Glencore’s proposed carbon capture and storage project

On 25 March 2024, the Senate referred an inquiry into Glencore’s proposed carbon capture and storage project for inquiry and report by 1 May 2024, with  the following terms of reference:

On 4 April 2024, the committee presented a progress report requesting an extension until 2 July 2024

On 1 July 2024, the committee was granted an extension of time for the report until 4 July 2024

On 4 July 2024, the committee was granted an extension of time for the report until 11 July 2024

The closing date for submissions is 2 May 2024.

The implications of Glencore’s proposed carbon capture and storage (CCS) project by its subsidiary, Carbon Transport and Storage Corporation (CTSCo), in the Great Artesian Basin, with particular reference to:

(a) the environmental impact assessment process and the adequacy of the project’s approval by federal and state regulatory bodies, including the decision not to classify the project as a controlled action under national environment law;

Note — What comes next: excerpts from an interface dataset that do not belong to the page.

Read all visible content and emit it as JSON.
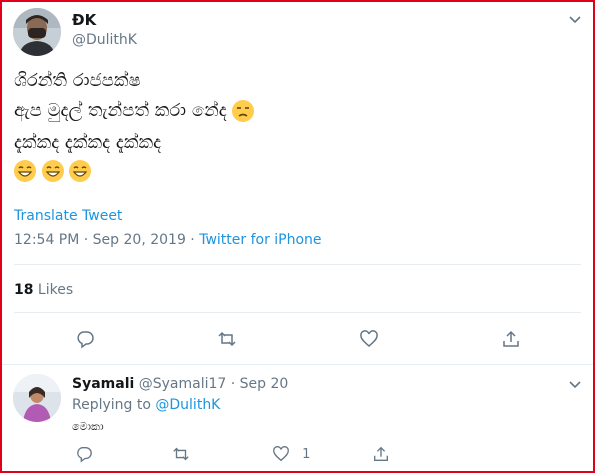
{
  "tweet": {
    "name": "ÐK",
    "handle": "@DulithK",
    "lines": [
      "ශිරන්ති රාජපක්ෂ",
      "ඇප මුදල් තැන්පත් කරා නේද",
      "දැක්කද දැක්කද දැක්කද"
    ],
    "translate": "Translate Tweet",
    "timestamp": "12:54 PM · Sep 20, 2019 · ",
    "source": "Twitter for iPhone",
    "likes_count": "18",
    "likes_label": " Likes"
  },
  "reply": {
    "name": "Syamali",
    "handle_time": " @Syamali17 · Sep 20",
    "replying_prefix": "Replying to ",
    "replying_to": "@DulithK",
    "text": "මොකා",
    "like_count": "1"
  },
  "colors": {
    "border": "#e0001b",
    "link": "#1b95e0",
    "muted": "#657786",
    "emoji": "#ffcc4d"
  },
  "icons": {
    "reply": "reply-icon",
    "retweet": "retweet-icon",
    "like": "heart-icon",
    "share": "share-icon",
    "caret": "chevron-down-icon"
  }
}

(b)  the potential risks and impacts of the project on the groundwater quality within the Great Artesian Basin, especially concerning the findings related to the dification of groundwater and mobilisation of heavy metals such as lead and arsenic;

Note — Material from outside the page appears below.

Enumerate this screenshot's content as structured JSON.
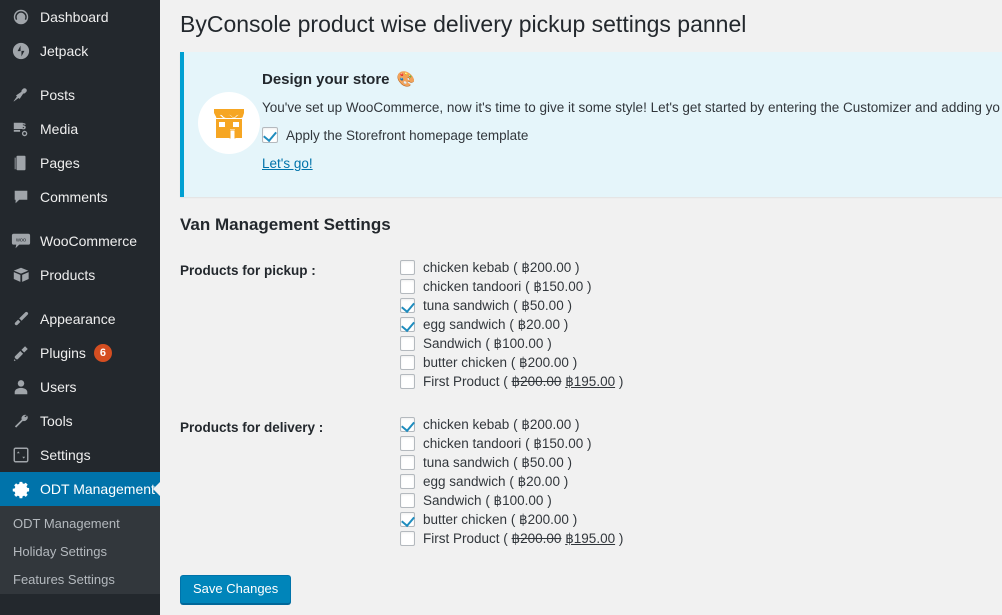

(c) the scientific basis and transparency of the data supporting the project’s safety claims, including the robustness of fieldwork, data, and analysis presented by CTSCo and critiques by independent hydrogeologists and aqueous geochemists;

(d) the potential socioeconomic impacts on agriculture and regional communities, relying on the Great Artesian Basin for water, including an assessment of the project’s impact on existing and future water use rights;

(e) the consultation processes undertaken with stakeholders, including farmers, Indigenous landholders, environmental groups, and the broader public, and the adequacy of these processes in addressing stakeholder concerns;

(f) the potential precedent set by allowing CCS projects within the Great Artesian Basin and its implications for future projects, considering Australia’s strategic interests in preserving its largest groundwater system;

(g) the role of CCS technology in Australia’s broader climate change mitigation strategy, including an evaluation of its efficacy, risks and alternatives; and

(h) any other related matters.

Committee Secretariat contact:

Committee Secretary
Senate Standing Committees on Environment and Communications
PO Box 6100
Parliament House
Canberra ACT 2600

Phone: +61 2 6277 3526